- DATASET EXCERPTS:
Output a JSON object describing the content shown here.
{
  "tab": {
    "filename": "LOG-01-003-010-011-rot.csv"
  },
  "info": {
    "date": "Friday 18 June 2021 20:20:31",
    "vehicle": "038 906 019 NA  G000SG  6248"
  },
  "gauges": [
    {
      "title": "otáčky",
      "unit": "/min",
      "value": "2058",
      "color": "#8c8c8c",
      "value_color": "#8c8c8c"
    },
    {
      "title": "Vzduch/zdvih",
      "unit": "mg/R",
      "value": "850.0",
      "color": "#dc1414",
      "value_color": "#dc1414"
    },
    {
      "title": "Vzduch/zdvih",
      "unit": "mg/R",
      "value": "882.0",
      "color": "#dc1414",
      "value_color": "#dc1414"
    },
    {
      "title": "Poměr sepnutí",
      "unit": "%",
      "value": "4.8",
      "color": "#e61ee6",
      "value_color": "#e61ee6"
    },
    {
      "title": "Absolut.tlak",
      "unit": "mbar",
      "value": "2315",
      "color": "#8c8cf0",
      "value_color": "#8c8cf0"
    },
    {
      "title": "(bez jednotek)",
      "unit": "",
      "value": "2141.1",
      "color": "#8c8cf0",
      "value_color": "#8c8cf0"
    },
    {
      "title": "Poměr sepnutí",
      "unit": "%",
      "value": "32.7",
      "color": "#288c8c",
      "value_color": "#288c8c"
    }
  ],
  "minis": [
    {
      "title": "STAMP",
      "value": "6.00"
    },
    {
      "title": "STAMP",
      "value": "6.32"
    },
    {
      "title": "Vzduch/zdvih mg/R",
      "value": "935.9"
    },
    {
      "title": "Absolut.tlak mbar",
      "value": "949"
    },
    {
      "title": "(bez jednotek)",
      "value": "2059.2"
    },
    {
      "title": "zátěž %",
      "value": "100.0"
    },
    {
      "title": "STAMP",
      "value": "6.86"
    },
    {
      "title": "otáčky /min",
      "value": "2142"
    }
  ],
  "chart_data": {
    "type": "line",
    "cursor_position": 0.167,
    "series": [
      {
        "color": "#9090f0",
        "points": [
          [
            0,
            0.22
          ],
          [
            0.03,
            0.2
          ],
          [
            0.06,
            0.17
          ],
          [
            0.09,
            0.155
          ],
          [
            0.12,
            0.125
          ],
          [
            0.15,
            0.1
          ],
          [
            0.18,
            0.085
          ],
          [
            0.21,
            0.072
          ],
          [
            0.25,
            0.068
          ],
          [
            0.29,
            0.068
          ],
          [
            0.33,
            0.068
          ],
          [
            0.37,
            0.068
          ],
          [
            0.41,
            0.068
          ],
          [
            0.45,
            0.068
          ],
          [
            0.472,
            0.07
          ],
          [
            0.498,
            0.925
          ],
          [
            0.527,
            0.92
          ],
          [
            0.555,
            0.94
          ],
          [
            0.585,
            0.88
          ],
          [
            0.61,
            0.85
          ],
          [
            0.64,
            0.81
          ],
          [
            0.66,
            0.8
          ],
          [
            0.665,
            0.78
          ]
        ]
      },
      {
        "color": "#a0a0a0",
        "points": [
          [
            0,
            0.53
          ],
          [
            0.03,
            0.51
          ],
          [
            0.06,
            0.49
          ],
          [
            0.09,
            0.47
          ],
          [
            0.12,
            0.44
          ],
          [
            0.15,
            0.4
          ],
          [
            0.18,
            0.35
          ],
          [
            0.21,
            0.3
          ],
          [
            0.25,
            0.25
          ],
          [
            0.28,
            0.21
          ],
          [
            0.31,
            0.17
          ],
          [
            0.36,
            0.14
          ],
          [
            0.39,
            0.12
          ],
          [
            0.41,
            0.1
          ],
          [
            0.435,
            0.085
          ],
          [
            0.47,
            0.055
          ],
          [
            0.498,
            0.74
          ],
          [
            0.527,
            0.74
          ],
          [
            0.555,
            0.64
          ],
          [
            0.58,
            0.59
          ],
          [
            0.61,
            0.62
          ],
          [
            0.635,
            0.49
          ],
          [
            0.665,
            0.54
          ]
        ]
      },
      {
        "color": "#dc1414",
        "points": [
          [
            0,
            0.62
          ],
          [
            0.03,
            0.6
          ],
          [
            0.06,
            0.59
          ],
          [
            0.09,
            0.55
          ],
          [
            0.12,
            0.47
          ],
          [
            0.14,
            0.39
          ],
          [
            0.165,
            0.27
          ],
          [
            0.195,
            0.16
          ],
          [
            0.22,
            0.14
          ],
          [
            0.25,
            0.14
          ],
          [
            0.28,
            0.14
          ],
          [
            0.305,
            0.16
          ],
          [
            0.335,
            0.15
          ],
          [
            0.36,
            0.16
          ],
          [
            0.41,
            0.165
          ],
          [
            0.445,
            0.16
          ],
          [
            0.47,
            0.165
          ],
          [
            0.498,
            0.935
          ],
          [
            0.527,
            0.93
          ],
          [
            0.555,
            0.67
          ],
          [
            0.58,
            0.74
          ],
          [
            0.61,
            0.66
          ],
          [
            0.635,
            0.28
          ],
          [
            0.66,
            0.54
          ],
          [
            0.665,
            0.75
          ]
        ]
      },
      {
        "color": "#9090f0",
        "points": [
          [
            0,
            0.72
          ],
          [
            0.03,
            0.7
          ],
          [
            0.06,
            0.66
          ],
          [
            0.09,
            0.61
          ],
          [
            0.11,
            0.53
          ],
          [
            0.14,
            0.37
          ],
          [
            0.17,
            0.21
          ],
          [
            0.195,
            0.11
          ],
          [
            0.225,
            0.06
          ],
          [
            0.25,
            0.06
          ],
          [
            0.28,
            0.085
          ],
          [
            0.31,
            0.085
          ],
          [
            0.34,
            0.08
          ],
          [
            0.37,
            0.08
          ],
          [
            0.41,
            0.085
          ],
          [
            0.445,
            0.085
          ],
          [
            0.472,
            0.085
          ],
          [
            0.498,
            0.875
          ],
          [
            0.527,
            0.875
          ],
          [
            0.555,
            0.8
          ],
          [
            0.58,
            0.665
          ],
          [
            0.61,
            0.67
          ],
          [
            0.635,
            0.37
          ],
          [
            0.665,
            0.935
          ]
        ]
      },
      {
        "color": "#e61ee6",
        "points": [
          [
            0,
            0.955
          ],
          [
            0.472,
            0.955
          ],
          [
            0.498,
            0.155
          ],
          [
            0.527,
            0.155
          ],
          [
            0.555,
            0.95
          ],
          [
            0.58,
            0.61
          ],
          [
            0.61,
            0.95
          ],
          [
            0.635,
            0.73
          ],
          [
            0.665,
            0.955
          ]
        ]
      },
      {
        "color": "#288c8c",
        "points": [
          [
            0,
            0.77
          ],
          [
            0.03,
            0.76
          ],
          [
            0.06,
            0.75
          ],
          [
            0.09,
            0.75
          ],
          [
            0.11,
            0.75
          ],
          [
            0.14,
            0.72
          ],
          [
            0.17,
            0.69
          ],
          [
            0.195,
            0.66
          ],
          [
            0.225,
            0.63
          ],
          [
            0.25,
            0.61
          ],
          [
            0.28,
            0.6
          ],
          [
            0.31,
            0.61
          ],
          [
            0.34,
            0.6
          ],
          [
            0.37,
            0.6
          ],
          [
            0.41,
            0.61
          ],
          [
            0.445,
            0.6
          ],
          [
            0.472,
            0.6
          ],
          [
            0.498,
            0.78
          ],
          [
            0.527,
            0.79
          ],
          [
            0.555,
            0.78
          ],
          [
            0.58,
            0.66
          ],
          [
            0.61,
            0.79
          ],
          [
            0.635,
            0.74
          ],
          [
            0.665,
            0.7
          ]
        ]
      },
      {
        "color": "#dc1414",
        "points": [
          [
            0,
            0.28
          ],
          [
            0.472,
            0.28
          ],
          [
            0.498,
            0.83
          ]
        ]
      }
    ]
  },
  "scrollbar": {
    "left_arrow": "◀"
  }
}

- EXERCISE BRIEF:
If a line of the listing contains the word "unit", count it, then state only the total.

- WRITTEN SOLUTION:
7